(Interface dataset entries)
>>>
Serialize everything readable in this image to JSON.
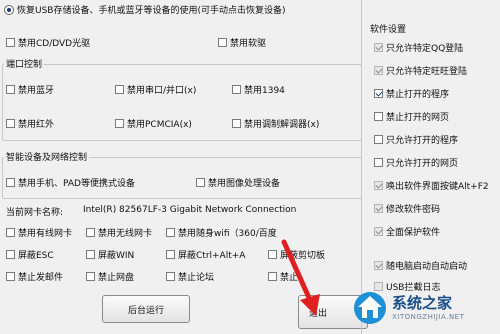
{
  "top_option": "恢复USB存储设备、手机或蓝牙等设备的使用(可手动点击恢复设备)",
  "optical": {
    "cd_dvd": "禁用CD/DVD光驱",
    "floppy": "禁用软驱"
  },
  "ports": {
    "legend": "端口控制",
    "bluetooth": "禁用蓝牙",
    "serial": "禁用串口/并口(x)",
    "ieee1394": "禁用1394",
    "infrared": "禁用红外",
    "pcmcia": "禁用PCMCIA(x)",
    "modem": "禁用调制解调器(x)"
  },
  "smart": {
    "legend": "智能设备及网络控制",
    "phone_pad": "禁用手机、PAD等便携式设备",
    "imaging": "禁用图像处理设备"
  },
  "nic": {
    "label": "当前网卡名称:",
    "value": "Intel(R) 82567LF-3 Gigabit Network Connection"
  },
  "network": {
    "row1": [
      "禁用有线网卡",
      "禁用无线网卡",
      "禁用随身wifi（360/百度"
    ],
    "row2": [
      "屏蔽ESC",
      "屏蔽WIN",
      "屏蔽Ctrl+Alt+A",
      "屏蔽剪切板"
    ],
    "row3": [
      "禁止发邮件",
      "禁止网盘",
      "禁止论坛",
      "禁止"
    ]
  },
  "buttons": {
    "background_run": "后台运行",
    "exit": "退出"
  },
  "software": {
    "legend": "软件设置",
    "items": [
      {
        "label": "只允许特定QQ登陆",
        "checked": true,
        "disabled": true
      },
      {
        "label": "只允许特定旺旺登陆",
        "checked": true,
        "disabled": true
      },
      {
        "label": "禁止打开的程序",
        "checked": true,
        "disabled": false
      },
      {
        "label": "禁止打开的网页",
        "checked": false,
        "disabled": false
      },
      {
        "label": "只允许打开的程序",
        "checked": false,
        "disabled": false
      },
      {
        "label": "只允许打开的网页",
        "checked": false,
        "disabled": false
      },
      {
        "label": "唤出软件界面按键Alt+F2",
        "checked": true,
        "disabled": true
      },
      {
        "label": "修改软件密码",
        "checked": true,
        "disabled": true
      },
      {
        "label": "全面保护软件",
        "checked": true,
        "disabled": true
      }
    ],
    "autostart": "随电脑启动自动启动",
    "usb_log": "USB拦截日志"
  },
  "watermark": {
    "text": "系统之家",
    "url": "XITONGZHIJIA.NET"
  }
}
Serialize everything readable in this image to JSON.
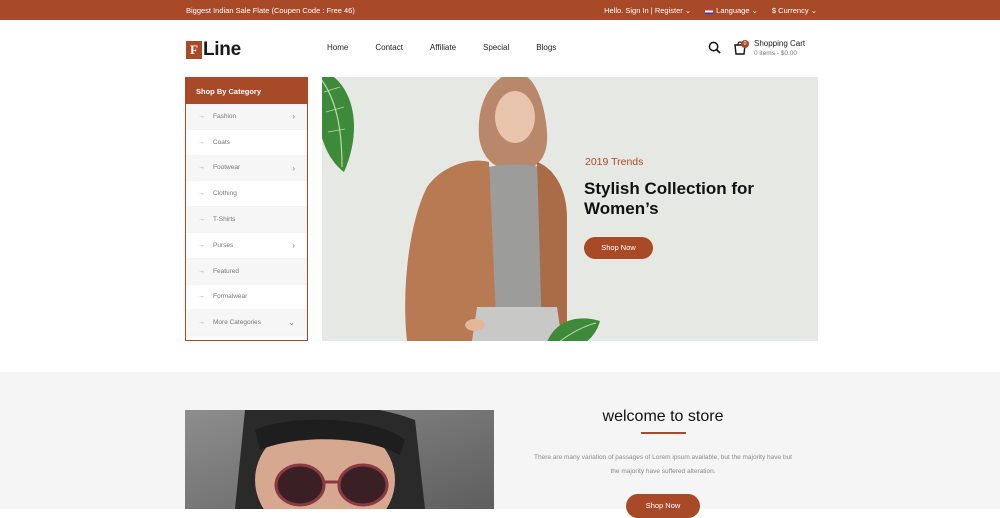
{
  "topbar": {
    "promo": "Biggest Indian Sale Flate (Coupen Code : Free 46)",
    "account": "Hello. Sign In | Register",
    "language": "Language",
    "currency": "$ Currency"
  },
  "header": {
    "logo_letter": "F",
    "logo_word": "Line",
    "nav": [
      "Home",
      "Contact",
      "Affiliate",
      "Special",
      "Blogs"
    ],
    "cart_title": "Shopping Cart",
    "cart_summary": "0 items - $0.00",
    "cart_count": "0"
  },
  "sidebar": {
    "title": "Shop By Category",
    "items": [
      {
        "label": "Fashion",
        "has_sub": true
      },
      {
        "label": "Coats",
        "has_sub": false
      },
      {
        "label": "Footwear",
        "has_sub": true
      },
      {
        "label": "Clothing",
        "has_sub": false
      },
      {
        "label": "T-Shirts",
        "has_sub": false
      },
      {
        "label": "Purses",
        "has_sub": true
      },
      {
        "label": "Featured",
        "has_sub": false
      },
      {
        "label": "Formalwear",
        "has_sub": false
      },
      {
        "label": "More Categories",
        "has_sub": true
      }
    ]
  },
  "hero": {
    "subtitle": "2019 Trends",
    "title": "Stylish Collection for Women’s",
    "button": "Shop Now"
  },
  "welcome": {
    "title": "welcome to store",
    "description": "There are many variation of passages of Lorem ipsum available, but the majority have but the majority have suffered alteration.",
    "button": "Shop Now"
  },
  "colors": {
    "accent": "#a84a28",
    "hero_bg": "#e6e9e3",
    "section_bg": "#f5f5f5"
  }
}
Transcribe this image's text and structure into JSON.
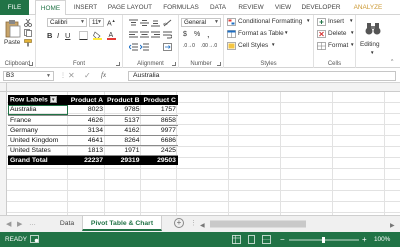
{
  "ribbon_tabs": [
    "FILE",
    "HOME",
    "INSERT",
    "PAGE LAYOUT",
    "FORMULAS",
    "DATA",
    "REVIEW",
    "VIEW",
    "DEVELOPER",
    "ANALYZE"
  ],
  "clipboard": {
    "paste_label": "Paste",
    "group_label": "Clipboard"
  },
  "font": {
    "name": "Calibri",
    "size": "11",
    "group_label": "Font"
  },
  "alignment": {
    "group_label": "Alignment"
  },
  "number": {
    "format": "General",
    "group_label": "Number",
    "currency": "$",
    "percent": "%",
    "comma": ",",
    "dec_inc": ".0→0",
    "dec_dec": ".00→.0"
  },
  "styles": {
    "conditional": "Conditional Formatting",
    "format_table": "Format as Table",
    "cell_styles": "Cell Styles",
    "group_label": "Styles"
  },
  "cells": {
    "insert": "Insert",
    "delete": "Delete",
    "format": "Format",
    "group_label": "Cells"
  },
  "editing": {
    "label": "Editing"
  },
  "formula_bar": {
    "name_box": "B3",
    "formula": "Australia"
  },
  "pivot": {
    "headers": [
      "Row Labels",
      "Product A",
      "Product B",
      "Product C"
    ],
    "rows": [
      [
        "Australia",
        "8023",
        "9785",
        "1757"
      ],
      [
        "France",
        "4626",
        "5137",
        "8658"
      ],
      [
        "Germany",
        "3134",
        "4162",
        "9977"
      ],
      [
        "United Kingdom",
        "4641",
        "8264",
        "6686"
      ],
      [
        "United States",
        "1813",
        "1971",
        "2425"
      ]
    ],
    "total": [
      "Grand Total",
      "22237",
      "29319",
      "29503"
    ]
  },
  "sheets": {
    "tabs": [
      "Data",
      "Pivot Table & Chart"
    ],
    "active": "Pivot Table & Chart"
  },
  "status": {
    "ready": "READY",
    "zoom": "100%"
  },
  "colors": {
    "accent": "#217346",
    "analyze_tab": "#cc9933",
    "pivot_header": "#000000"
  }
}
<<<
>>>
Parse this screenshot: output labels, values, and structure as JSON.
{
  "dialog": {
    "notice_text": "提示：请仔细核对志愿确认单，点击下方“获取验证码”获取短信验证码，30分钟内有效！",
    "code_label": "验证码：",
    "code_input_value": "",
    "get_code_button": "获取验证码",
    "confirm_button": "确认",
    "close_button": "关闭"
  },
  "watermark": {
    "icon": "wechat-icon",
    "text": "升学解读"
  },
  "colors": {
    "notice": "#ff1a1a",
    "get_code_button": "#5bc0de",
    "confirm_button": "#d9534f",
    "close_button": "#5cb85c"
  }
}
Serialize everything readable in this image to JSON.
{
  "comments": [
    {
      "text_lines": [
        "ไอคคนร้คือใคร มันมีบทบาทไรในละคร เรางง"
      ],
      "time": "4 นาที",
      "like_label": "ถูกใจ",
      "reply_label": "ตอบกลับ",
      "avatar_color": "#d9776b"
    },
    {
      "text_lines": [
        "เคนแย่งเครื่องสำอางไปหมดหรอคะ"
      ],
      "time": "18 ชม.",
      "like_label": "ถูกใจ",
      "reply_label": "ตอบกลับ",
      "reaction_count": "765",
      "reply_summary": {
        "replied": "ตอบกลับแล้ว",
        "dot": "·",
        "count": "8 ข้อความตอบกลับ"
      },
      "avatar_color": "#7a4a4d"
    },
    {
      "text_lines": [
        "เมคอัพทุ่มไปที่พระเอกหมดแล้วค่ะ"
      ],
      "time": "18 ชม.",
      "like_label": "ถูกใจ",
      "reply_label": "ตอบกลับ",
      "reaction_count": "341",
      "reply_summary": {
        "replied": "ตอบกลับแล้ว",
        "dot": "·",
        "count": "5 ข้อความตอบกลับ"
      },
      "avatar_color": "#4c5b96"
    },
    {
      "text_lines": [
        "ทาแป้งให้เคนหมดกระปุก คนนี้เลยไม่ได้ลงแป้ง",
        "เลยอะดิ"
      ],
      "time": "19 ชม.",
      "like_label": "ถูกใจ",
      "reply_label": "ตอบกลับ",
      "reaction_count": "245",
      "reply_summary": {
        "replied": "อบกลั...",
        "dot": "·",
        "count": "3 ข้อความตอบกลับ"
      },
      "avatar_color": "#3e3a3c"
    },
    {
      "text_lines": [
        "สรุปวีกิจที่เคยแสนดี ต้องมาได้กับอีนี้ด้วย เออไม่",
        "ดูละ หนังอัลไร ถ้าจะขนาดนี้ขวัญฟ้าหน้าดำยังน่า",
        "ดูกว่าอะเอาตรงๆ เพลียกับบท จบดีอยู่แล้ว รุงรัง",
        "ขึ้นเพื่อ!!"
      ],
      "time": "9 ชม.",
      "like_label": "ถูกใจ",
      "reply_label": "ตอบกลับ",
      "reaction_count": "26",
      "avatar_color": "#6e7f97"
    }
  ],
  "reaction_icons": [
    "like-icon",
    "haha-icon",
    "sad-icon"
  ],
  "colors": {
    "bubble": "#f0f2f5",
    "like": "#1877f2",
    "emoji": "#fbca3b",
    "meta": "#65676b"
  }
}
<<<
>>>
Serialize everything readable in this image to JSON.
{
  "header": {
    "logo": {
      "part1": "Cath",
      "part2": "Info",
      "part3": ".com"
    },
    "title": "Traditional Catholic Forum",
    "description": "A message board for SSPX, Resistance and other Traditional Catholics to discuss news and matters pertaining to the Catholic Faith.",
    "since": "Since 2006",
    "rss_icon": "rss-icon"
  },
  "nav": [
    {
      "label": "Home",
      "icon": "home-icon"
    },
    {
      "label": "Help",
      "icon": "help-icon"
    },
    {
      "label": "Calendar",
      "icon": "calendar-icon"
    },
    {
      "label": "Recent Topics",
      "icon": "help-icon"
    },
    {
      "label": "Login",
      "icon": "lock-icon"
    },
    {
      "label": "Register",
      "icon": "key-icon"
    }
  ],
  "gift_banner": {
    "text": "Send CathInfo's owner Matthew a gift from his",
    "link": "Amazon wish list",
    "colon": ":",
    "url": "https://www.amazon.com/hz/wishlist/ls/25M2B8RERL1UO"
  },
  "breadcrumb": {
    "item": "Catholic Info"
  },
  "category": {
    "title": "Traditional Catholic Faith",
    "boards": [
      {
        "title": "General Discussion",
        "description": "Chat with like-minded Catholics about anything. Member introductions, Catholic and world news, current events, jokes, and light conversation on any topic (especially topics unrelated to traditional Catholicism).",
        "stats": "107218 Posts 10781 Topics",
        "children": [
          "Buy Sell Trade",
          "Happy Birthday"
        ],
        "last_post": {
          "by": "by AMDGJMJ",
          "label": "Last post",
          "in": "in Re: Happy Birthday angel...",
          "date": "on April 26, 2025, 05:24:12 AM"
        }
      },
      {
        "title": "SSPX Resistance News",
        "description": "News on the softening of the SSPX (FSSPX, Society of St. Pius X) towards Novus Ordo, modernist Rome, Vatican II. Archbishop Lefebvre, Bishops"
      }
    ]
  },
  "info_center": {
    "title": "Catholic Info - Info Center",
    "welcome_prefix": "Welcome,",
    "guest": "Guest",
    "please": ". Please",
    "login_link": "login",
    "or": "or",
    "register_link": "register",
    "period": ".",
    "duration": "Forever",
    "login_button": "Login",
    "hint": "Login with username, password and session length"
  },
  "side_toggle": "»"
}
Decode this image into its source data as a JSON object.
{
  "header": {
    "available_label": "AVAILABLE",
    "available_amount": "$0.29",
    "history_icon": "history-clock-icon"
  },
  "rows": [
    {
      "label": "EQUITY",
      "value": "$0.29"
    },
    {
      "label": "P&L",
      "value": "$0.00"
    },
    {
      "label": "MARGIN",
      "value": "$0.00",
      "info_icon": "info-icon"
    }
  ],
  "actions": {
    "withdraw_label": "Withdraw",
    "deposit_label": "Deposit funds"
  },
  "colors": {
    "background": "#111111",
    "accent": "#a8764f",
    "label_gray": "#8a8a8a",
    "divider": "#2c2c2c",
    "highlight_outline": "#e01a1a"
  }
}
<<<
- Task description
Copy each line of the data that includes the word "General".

- Exercise response
    "format": "General",
        "title": "General Discussion",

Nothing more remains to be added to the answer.